The aim of this seminar is to critically reflect the value and credibility of research in the field of political economy. Students learn how to embed papers in the overall scientific literature and replicate (parts of) them using the statistical software STATA. We will clarify which contribution the respective paper makes. Is the identification strategy credible? Which method was implemented? How suitable is the used dataset? What are the advantages and disadvantages of the respective approach in order to answer the research question at hand? The skills acquired will be useful in the context of writing the master thesis.

In the seminar, students write a short research paper, in which they replicate or extend an existing paper in the field of political economy. They will present the main features of the paper and their results. Articles including dataset and STATA do-files will be suggested, but students are free to propose their own paper that they wish to replicate, subject to approval. Since the focus of this seminar is empirical, previous knowledge of STATA is helpful, but not a requirement. We will introduce the software STATA in a tutorial session.

The extension can focus on a subsample, include additional explanatory variables, employ an alternative methodology or use additional data. The extension may provide additional intuition or investigate the robustness of the results in the original paper.


Who can participate?

The seminar is aimed at Master students. We expect participants to actively contribute to the seminar, in particular to the discussion of the presentations during the block seminar.



Attendance is limited to 10 students. The participants will be drawn by lots. If you are interested, please send an email to Gudrun Kaufmann (gudrun.kaufmann@vwl.uni- until April 24. Please remember to state your area of study, semester, registration number (Matrikelnummer) and submit a current transcript of records.


Requirements and credit points

Participants can obtain 6 credit points if they successfully complete the following assignments: Seminar paper, presentation, participation in the discussion, oral exam.


Areas of study

  • Master BWL-PM: Wahlpflichtbereich Public Sector Economics

  • Master VWL (PO 2011): Wahlpflichtmodul Volkswirtschaftspolitik

  • Master VWL (PO 2014): Spezialisierungsbereich Constitutional Economics and 

    Competition Policy

  • Master VWL (PO 2014): Spezialisierungsbereich Public Sector Economics and

    International Taxation

  • Master Economics



  1. Funk, P. (2016). How Accurate are Surveyed Preferences for Public Policies? Evidence from a Unique Institutional Setup. Review of Economics and Statistics, 98(3), 442-454.

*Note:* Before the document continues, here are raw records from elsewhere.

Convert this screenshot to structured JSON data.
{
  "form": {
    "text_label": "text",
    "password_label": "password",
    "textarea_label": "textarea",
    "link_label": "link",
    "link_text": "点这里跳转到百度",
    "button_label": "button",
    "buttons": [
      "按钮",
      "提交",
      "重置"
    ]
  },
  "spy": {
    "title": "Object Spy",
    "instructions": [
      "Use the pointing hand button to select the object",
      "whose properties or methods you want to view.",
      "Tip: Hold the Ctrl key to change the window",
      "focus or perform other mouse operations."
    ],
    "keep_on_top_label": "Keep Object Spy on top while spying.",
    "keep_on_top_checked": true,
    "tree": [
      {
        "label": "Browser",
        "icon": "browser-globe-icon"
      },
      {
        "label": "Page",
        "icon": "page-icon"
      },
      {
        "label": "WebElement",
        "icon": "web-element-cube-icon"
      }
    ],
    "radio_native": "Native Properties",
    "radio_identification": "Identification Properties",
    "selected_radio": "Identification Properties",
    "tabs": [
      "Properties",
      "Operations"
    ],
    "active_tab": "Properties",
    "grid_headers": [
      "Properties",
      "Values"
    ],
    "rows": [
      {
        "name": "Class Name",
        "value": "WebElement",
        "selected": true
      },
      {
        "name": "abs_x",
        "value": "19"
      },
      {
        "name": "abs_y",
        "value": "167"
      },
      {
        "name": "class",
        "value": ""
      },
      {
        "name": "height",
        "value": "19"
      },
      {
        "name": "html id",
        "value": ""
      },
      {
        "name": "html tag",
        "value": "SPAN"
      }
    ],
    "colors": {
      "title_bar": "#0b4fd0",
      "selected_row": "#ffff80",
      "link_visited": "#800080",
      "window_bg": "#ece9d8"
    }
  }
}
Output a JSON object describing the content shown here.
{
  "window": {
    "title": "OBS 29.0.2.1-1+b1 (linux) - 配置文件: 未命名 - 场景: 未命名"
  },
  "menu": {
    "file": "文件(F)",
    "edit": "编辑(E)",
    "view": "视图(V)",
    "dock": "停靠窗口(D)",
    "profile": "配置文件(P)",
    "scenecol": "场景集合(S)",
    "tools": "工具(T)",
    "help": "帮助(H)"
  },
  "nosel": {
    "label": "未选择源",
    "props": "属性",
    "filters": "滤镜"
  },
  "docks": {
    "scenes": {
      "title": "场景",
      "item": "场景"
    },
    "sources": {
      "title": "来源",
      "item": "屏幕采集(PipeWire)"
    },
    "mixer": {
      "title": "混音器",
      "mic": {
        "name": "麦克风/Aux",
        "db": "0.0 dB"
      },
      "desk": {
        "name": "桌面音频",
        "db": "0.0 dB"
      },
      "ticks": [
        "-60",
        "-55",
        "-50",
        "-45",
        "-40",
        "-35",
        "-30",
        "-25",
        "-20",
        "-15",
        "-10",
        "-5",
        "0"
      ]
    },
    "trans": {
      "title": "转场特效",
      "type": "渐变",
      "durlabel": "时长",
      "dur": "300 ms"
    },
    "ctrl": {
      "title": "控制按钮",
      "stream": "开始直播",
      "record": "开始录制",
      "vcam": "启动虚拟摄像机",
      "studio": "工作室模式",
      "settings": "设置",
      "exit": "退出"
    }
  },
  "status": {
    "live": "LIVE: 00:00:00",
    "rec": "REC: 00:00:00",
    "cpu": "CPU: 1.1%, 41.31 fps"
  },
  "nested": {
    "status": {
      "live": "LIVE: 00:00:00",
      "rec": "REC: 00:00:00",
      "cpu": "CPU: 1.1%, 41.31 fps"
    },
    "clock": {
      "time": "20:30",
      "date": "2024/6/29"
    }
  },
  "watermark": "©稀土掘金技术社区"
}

  2. Hodler, R., Luechinger, S., & Stutzer, A. (2015). The Effects of Voting Costs on the Democratic Process and Public Finances. American Economic Journal: Economic Policy, 7(1), 141-71.

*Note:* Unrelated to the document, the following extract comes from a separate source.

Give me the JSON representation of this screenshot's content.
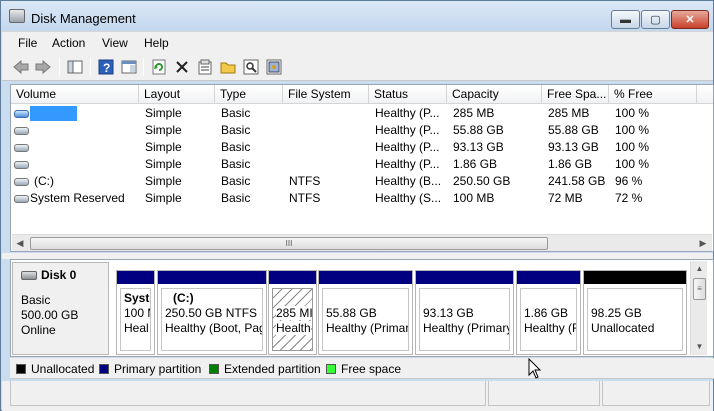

  3. Funke, M., Schularick, M., & Trebesch, C. (2016). Going to Extremes: Politics after Financial Crises, 1870–2014. European Economic Review, 88, 227-260.

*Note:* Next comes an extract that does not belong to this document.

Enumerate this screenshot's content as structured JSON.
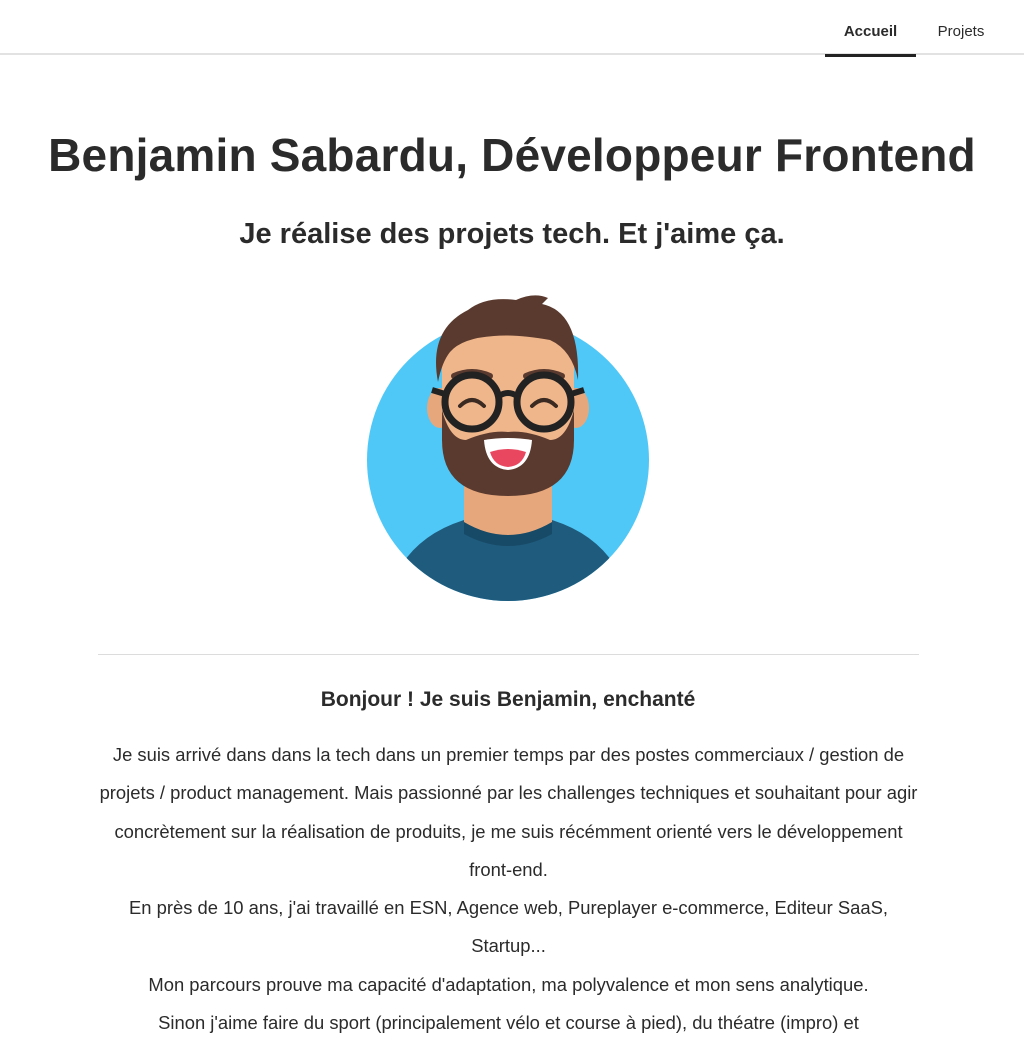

  4. Gerber, A. S., Karlan, D., & Bergan, D. (2009). Does the Media Matter? A Field Experiment Measuring the Effect of Newspapers on Voting Behavior and Political Opinions. American Economic Journal: Applied Economics, 1(2), 35-52.

  5. DellaVigna, S., Durante, R., Knight, B., & La Ferrara, E. (2016). Market-Based Lobbying: Evidence from Advertising Spending in Italy. American Economic Journal: Applied Economics, 8(1), 224-56.

  6. Dal Bó, P., Foster, A., & Putterman, L. (2010). Institutions and Behavior: Experimental Evidence on the Effects of Democracy. American Economic Review, 100(5), 2205-29.

  7. Matsusaka, J. G. (2009.) Direct Democracy and Public Employees. American Economic Review, 99 (5), 2227-46.

  8. Persson, P., & Zhuravskaya, E. (2016). The Limits of Career Concerns in Federalism: Evidence from China. Journal of the European Economic Association, 14(2), 338-374.

  9. Pickering, A., & Rockey, J. (2011). Ideology and the Growth of Government. Review of Economics and Statistics, 93(3), 907-919.

  10. 10. Ehrmann, M., & Fratzscher, M. (2011). Politics and Monetary Policy. Review of Economics and Statistics, 93(3), 941-960.